Input records Block Start

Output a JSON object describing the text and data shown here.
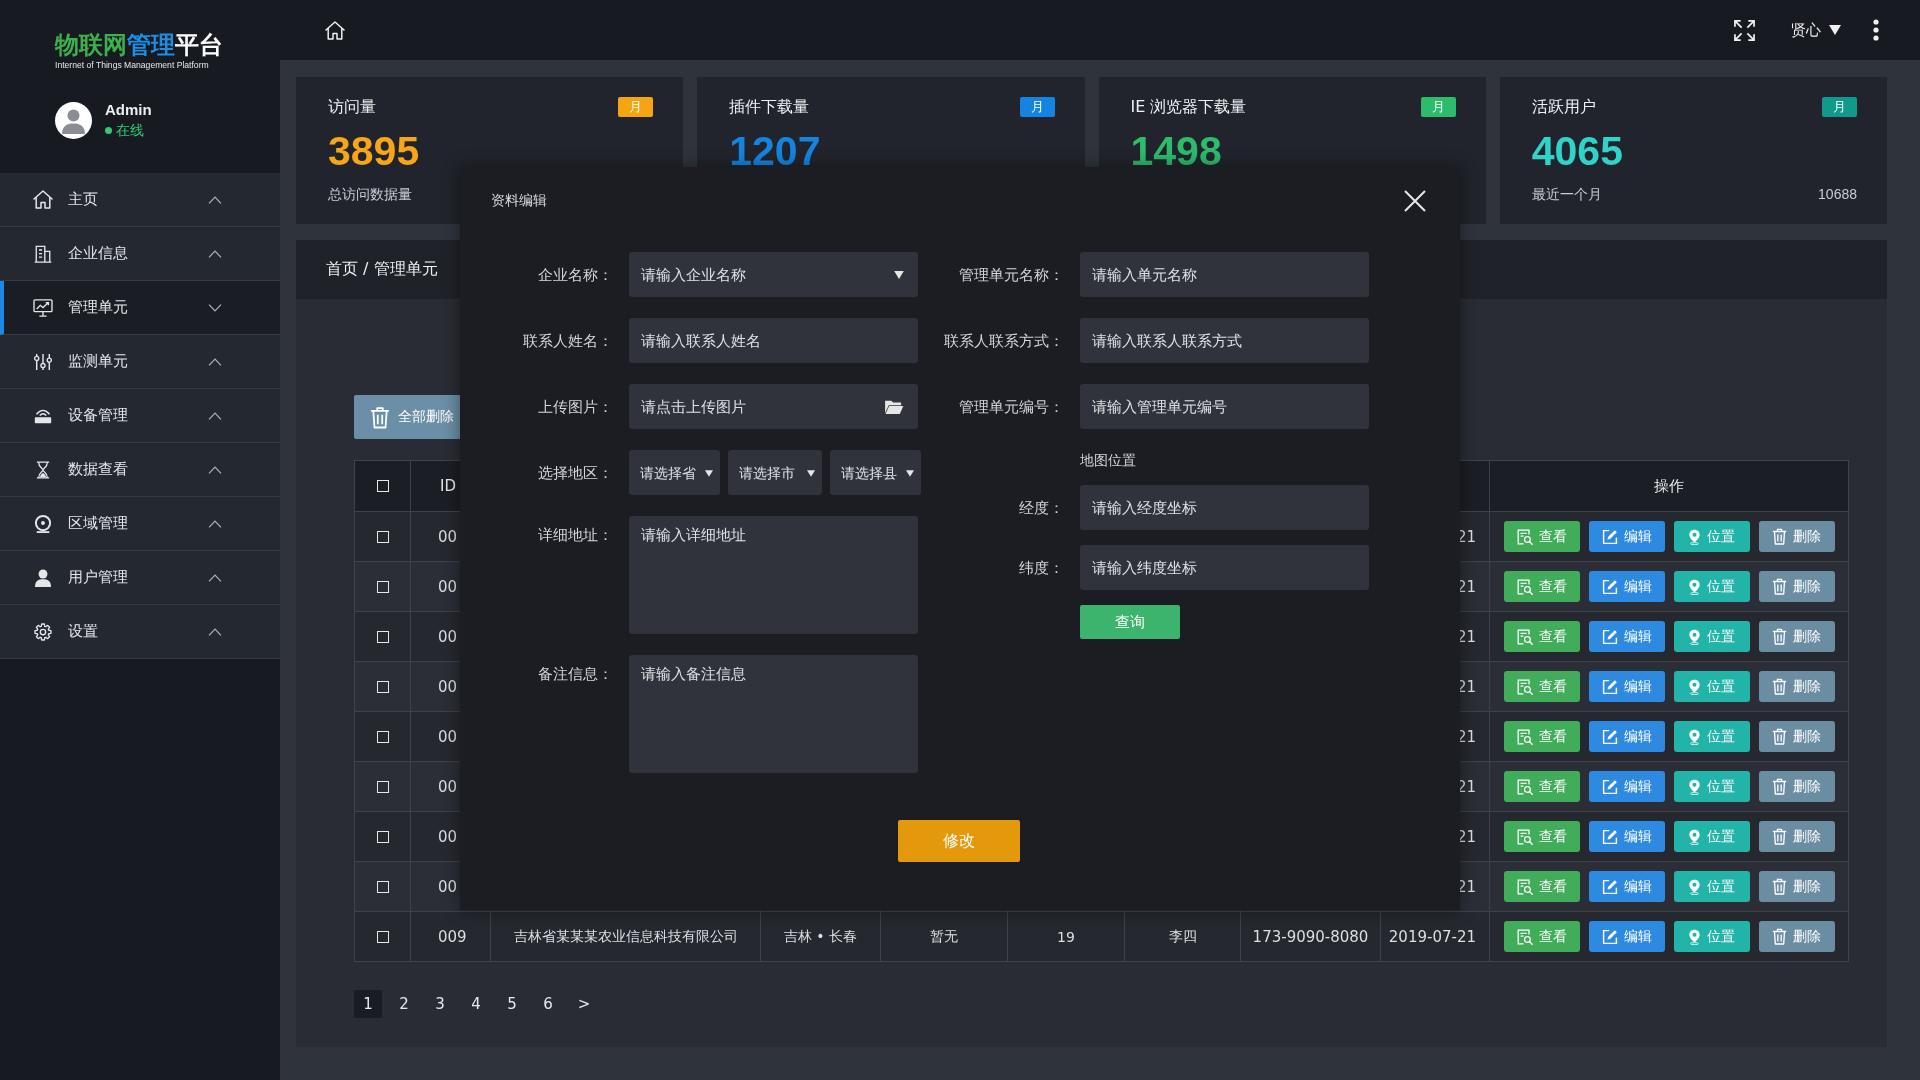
{
  "sidebar": {
    "logo": {
      "title_parts": [
        "物联网",
        "管理",
        "平台"
      ],
      "subtitle": "Internet of Things Management Platform"
    },
    "user": {
      "name": "Admin",
      "status": "在线",
      "online": true
    },
    "items": [
      {
        "label": "主页",
        "selected": false,
        "expanded": false
      },
      {
        "label": "企业信息",
        "selected": false,
        "expanded": false
      },
      {
        "label": "管理单元",
        "selected": true,
        "expanded": true
      },
      {
        "label": "监测单元",
        "selected": false,
        "expanded": false
      },
      {
        "label": "设备管理",
        "selected": false,
        "expanded": false
      },
      {
        "label": "数据查看",
        "selected": false,
        "expanded": false
      },
      {
        "label": "区域管理",
        "selected": false,
        "expanded": false
      },
      {
        "label": "用户管理",
        "selected": false,
        "expanded": false
      },
      {
        "label": "设置",
        "selected": false,
        "expanded": false
      }
    ]
  },
  "header": {
    "user_menu": "贤心"
  },
  "stats": [
    {
      "title": "访问量",
      "badge": {
        "text": "月",
        "color": "#f5a512"
      },
      "value": "3895",
      "color": "#f7a618",
      "caption": "总访问数据量"
    },
    {
      "title": "插件下载量",
      "badge": {
        "text": "月",
        "color": "#1584e0"
      },
      "value": "1207",
      "color": "#1584e0"
    },
    {
      "title": "IE 浏览器下载量",
      "badge": {
        "text": "月",
        "color": "#2dbb6c"
      },
      "value": "1498",
      "color": "#2dbb6c"
    },
    {
      "title": "活跃用户",
      "badge": {
        "text": "月",
        "color": "#11998b"
      },
      "value": "4065",
      "color": "#2ed3c9",
      "caption": "最近一个月",
      "total": "10688"
    }
  ],
  "breadcrumb": "首页 / 管理单元",
  "toolbar": [
    {
      "kind": "delete_all",
      "label": "全部删除"
    }
  ],
  "table": {
    "select_all": {
      "checked": false
    },
    "columns": [
      "ID",
      null,
      null,
      null,
      null,
      null,
      null,
      null,
      "操作"
    ],
    "rows": [
      {
        "checked": false,
        "cells": [
          "00",
          null,
          null,
          null,
          null,
          null,
          null,
          "21"
        ],
        "actions": [
          {
            "kind": "view",
            "label": "查看"
          },
          {
            "kind": "edit",
            "label": "编辑"
          },
          {
            "kind": "locate",
            "label": "位置"
          },
          {
            "kind": "delete",
            "label": "删除"
          }
        ]
      },
      {
        "checked": false,
        "cells": [
          "00",
          null,
          null,
          null,
          null,
          null,
          null,
          "21"
        ],
        "actions": [
          {
            "kind": "view",
            "label": "查看"
          },
          {
            "kind": "edit",
            "label": "编辑"
          },
          {
            "kind": "locate",
            "label": "位置"
          },
          {
            "kind": "delete",
            "label": "删除"
          }
        ]
      },
      {
        "checked": false,
        "cells": [
          "00",
          null,
          null,
          null,
          null,
          null,
          null,
          "21"
        ],
        "actions": [
          {
            "kind": "view",
            "label": "查看"
          },
          {
            "kind": "edit",
            "label": "编辑"
          },
          {
            "kind": "locate",
            "label": "位置"
          },
          {
            "kind": "delete",
            "label": "删除"
          }
        ]
      },
      {
        "checked": false,
        "cells": [
          "00",
          null,
          null,
          null,
          null,
          null,
          null,
          "21"
        ],
        "actions": [
          {
            "kind": "view",
            "label": "查看"
          },
          {
            "kind": "edit",
            "label": "编辑"
          },
          {
            "kind": "locate",
            "label": "位置"
          },
          {
            "kind": "delete",
            "label": "删除"
          }
        ]
      },
      {
        "checked": false,
        "cells": [
          "00",
          null,
          null,
          null,
          null,
          null,
          null,
          "21"
        ],
        "actions": [
          {
            "kind": "view",
            "label": "查看"
          },
          {
            "kind": "edit",
            "label": "编辑"
          },
          {
            "kind": "locate",
            "label": "位置"
          },
          {
            "kind": "delete",
            "label": "删除"
          }
        ]
      },
      {
        "checked": false,
        "cells": [
          "00",
          null,
          null,
          null,
          null,
          null,
          null,
          "21"
        ],
        "actions": [
          {
            "kind": "view",
            "label": "查看"
          },
          {
            "kind": "edit",
            "label": "编辑"
          },
          {
            "kind": "locate",
            "label": "位置"
          },
          {
            "kind": "delete",
            "label": "删除"
          }
        ]
      },
      {
        "checked": false,
        "cells": [
          "00",
          null,
          null,
          null,
          null,
          null,
          null,
          "21"
        ],
        "actions": [
          {
            "kind": "view",
            "label": "查看"
          },
          {
            "kind": "edit",
            "label": "编辑"
          },
          {
            "kind": "locate",
            "label": "位置"
          },
          {
            "kind": "delete",
            "label": "删除"
          }
        ]
      },
      {
        "checked": false,
        "cells": [
          "00",
          null,
          null,
          null,
          null,
          null,
          null,
          "21"
        ],
        "actions": [
          {
            "kind": "view",
            "label": "查看"
          },
          {
            "kind": "edit",
            "label": "编辑"
          },
          {
            "kind": "locate",
            "label": "位置"
          },
          {
            "kind": "delete",
            "label": "删除"
          }
        ]
      },
      {
        "checked": false,
        "cells": [
          "009",
          "吉林省某某某农业信息科技有限公司",
          "吉林 • 长春",
          "暂无",
          "19",
          "李四",
          "173-9090-8080",
          "2019-07-21"
        ],
        "actions": [
          {
            "kind": "view",
            "label": "查看"
          },
          {
            "kind": "edit",
            "label": "编辑"
          },
          {
            "kind": "locate",
            "label": "位置"
          },
          {
            "kind": "delete",
            "label": "删除"
          }
        ]
      }
    ]
  },
  "pagination": {
    "pages": [
      {
        "label": "1",
        "selected": true
      },
      {
        "label": "2",
        "selected": false
      },
      {
        "label": "3",
        "selected": false
      },
      {
        "label": "4",
        "selected": false
      },
      {
        "label": "5",
        "selected": false
      },
      {
        "label": "6",
        "selected": false
      }
    ],
    "next": ">"
  },
  "modal": {
    "title": "资料编辑",
    "left_fields": [
      {
        "kind": "select",
        "label": "企业名称：",
        "placeholder": "请输入企业名称"
      },
      {
        "kind": "text",
        "label": "联系人姓名：",
        "placeholder": "请输入联系人姓名"
      },
      {
        "kind": "upload",
        "label": "上传图片：",
        "placeholder": "请点击上传图片"
      },
      {
        "kind": "region",
        "label": "选择地区：",
        "selects": [
          {
            "placeholder": "请选择省"
          },
          {
            "placeholder": "请选择市"
          },
          {
            "placeholder": "请选择县"
          }
        ]
      },
      {
        "kind": "textarea",
        "label": "详细地址：",
        "placeholder": "请输入详细地址"
      },
      {
        "kind": "textarea",
        "label": "备注信息：",
        "placeholder": "请输入备注信息"
      }
    ],
    "right_fields": [
      {
        "kind": "text",
        "label": "管理单元名称：",
        "placeholder": "请输入单元名称"
      },
      {
        "kind": "text",
        "label": "联系人联系方式：",
        "placeholder": "请输入联系人联系方式"
      },
      {
        "kind": "text",
        "label": "管理单元编号：",
        "placeholder": "请输入管理单元编号"
      }
    ],
    "map": {
      "title": "地图位置",
      "fields": [
        {
          "kind": "text",
          "label": "经度：",
          "placeholder": "请输入经度坐标"
        },
        {
          "kind": "text",
          "label": "纬度：",
          "placeholder": "请输入纬度坐标"
        }
      ],
      "button": "查询"
    },
    "submit": "修改"
  }
}
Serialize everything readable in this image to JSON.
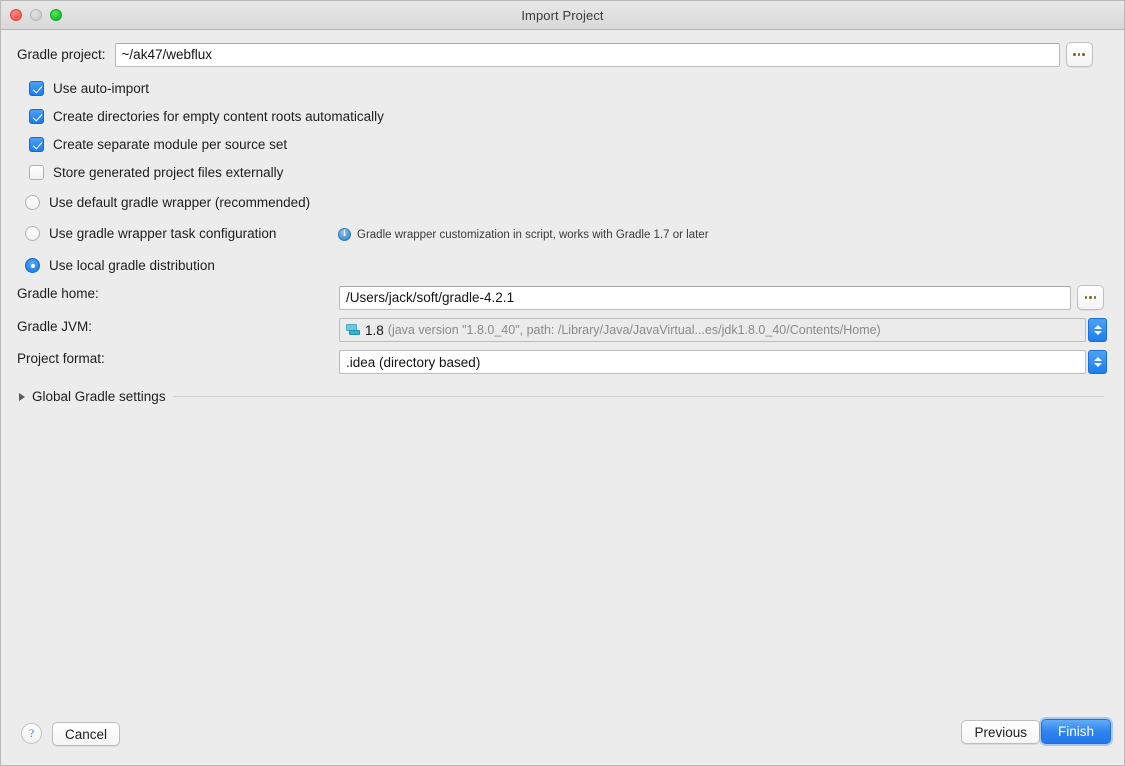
{
  "window": {
    "title": "Import Project",
    "traffic_lights": [
      "close-button",
      "minimize-button",
      "zoom-button"
    ]
  },
  "form": {
    "gradle_project": {
      "label": "Gradle project:",
      "value": "~/ak47/webflux",
      "browse_label": "..."
    },
    "checkboxes": [
      {
        "label": "Use auto-import",
        "checked": true
      },
      {
        "label": "Create directories for empty content roots automatically",
        "checked": true
      },
      {
        "label": "Create separate module per source set",
        "checked": true
      },
      {
        "label": "Store generated project files externally",
        "checked": false
      }
    ],
    "radios": [
      {
        "label": "Use default gradle wrapper (recommended)",
        "selected": false
      },
      {
        "label": "Use gradle wrapper task configuration",
        "selected": false
      },
      {
        "label": "Use local gradle distribution",
        "selected": true
      }
    ],
    "wrapper_hint": "Gradle wrapper customization in script, works with Gradle 1.7 or later",
    "gradle_home": {
      "label": "Gradle home:",
      "value": "/Users/jack/soft/gradle-4.2.1",
      "browse_label": "..."
    },
    "gradle_jvm": {
      "label": "Gradle JVM:",
      "version": "1.8",
      "detail": "(java version \"1.8.0_40\", path: /Library/Java/JavaVirtual...es/jdk1.8.0_40/Contents/Home)"
    },
    "project_format": {
      "label": "Project format:",
      "value": ".idea (directory based)"
    },
    "global_settings": {
      "label": "Global Gradle settings",
      "expanded": false
    }
  },
  "footer": {
    "help_label": "?",
    "cancel_label": "Cancel",
    "previous_label": "Previous",
    "finish_label": "Finish"
  },
  "colors": {
    "window_background": "#ececec",
    "accent_blue": "#1a7ced",
    "field_background": "#ffffff",
    "disabled_field": "#ebebeb"
  }
}
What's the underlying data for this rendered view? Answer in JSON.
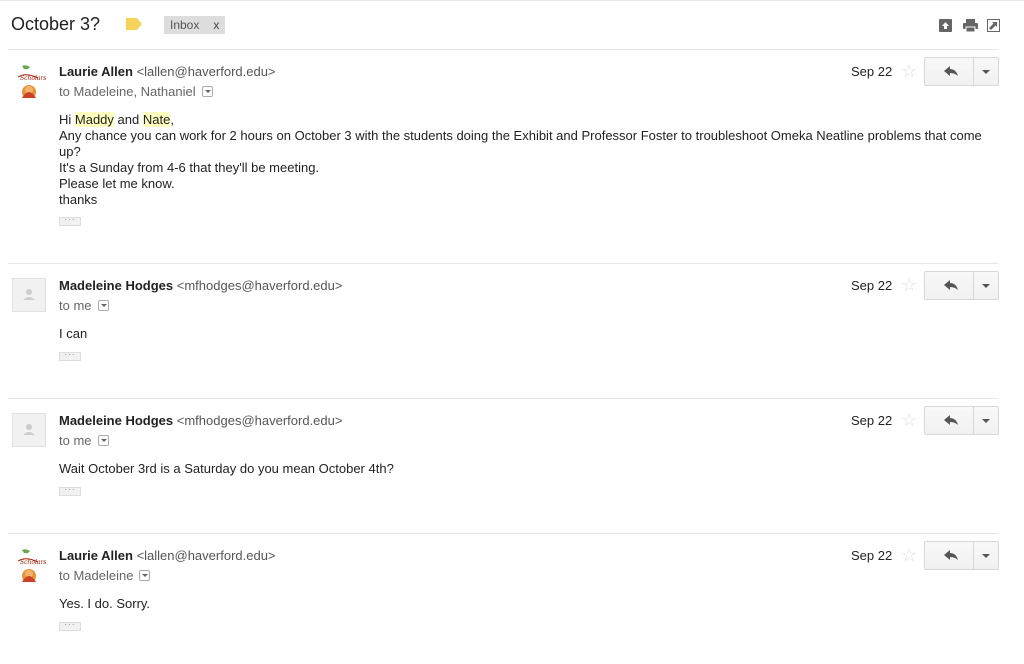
{
  "thread": {
    "subject": "October 3?",
    "label": {
      "name": "Inbox",
      "remove": "x"
    },
    "top_icons": [
      "archive-icon",
      "print-icon",
      "new-window-icon"
    ]
  },
  "messages": [
    {
      "sender_name": "Laurie Allen",
      "sender_email": "<lallen@haverford.edu>",
      "recipients": "to Madeleine, Nathaniel",
      "date": "Sep 22",
      "avatar": "scholarship-logo",
      "body": {
        "greeting_prefix": "Hi ",
        "name1": "Maddy",
        "and": " and ",
        "name2": "Nate",
        "comma": ",",
        "lines": [
          "Any chance you can work for 2 hours on October 3 with the students doing the Exhibit and Professor Foster to troubleshoot Omeka Neatline problems that come up?",
          "It's a Sunday from 4-6 that they'll be meeting.",
          "Please let me know.",
          "thanks"
        ]
      }
    },
    {
      "sender_name": "Madeleine Hodges",
      "sender_email": "<mfhodges@haverford.edu>",
      "recipients": "to me",
      "date": "Sep 22",
      "avatar": "generic-person",
      "body": {
        "lines": [
          "I can"
        ]
      }
    },
    {
      "sender_name": "Madeleine Hodges",
      "sender_email": "<mfhodges@haverford.edu>",
      "recipients": "to me",
      "date": "Sep 22",
      "avatar": "generic-person",
      "body": {
        "lines": [
          "Wait October 3rd is a Saturday do you mean October 4th?"
        ]
      }
    },
    {
      "sender_name": "Laurie Allen",
      "sender_email": "<lallen@haverford.edu>",
      "recipients": "to Madeleine",
      "date": "Sep 22",
      "avatar": "scholarship-logo",
      "body": {
        "lines": [
          "Yes. I do. Sorry."
        ]
      }
    }
  ],
  "colors": {
    "label_tag": "#f5d35a",
    "highlight": "#ffffbf",
    "divider": "#e5e5e5"
  }
}
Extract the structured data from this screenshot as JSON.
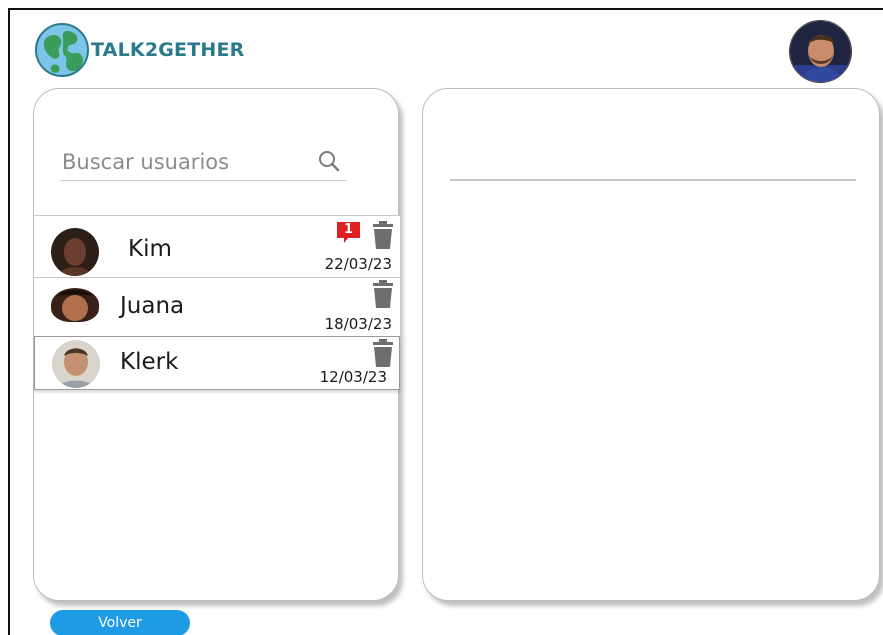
{
  "app": {
    "brand": "TALK2GETHER",
    "logo_icon": "globe-icon",
    "profile_avatar": "user-avatar"
  },
  "search": {
    "placeholder": "Buscar usuarios",
    "value": "",
    "icon": "search-icon"
  },
  "users": [
    {
      "name": "Kim",
      "date": "22/03/23",
      "unread": "1",
      "avatar_color": "#5b3a2e"
    },
    {
      "name": "Juana",
      "date": "18/03/23",
      "avatar_color": "#8a4a2c"
    },
    {
      "name": "Klerk",
      "date": "12/03/23",
      "avatar_color": "#b08a6a"
    }
  ],
  "colors": {
    "brand": "#2b7a8c",
    "badge": "#e02020",
    "button": "#1f9be6",
    "trash": "#6e6e6e"
  },
  "footer": {
    "back_label": "Volver"
  }
}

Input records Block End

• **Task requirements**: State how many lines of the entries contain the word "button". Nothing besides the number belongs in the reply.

• **Solution**: 5